Today I look at Mount Mary, and one major point of difference. Western Australia and South Australia have remained free of the destructive root-feeding phylloxera, whereas Victoria has a number of infected regions. The Yarra Valley is such a region, but was free of phylloxera until September 2006. The similarities with cancer are that there is no cure, that it progresses slowly, but may have been active longer and not diagnosed, and minor or massive surgery may remove it.
The viticultural answer first used in France in the late 1880s, after the vineyards of France and Europe were ravaged, was grafting each vine onto American rootstock immune to phylloxera. Mount Mary was one of the quickest Yarra Valley wineries to move, its first grafted block planted in 2003. It now has 50% of the vineyard so planted, with an average age of 10-15 years, taking the opportunity to introduce grenache, shiraz and mourvedre (for a red blend), and marsanne, roussanne and clairette (for a white blend).
Third generation Sam Middleton carries on the work commenced by revered Dr John Middleton, taking the winery self-sufficient for electricity, eliminating herbicides, moving to the elimination of synthetic fungicides, and towards carbon neutral across the business. He’s turning challenges into opportunities, taking nothing for granted.
2020 Mount Mary Yarra Valley Chardonnay
Four clones, hand-picked, fermented and matured in French oak (30% new) for 11 months. Typically refined and elegant, but isn’t stand-offish, the length built around natural acidity and citrus zest. Oak is part of the upbringing, but discreet, and the wine has a very long plateau ahead.
97 points, drink to 2040, 13.3% alc, Screwcap, $120
2020 Mount Mary Yarra Valley Triolet
A 62/28/10% blend of sauvignon blanc, semillon and muscadelle. Barrel fermented and matured for 11 months in used barriques.

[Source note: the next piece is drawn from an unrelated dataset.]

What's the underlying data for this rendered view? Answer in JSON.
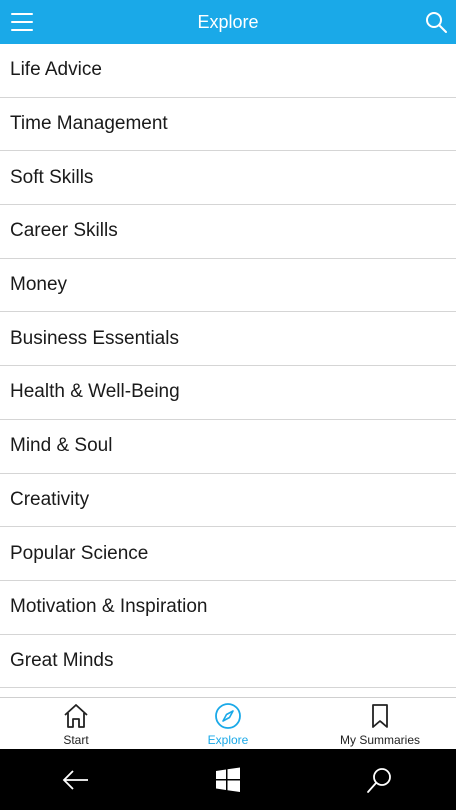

Its length of the palate is akin to that of the chardonnay, and the wine’s balance guarantees complexity. Green apple, pear and lemon citrus intermingle on an already generous palate.
95 points, drink to 2035, 13% alc, Screwcap, $105
2020 Mount Mary Yarra Valley Pinot Noir
Intense optical scanning of every berry by sorting tables and Oscillys; matured in French oak (25% new) for 16 months. Radiant clear crimson. All the red berries of forest and field fill the bouquet and the strikingly fresh palate, which expands on the finish with the proverbial peacock’s tail.
97 points, drink to 2035, 13.3% alc, Cork, $165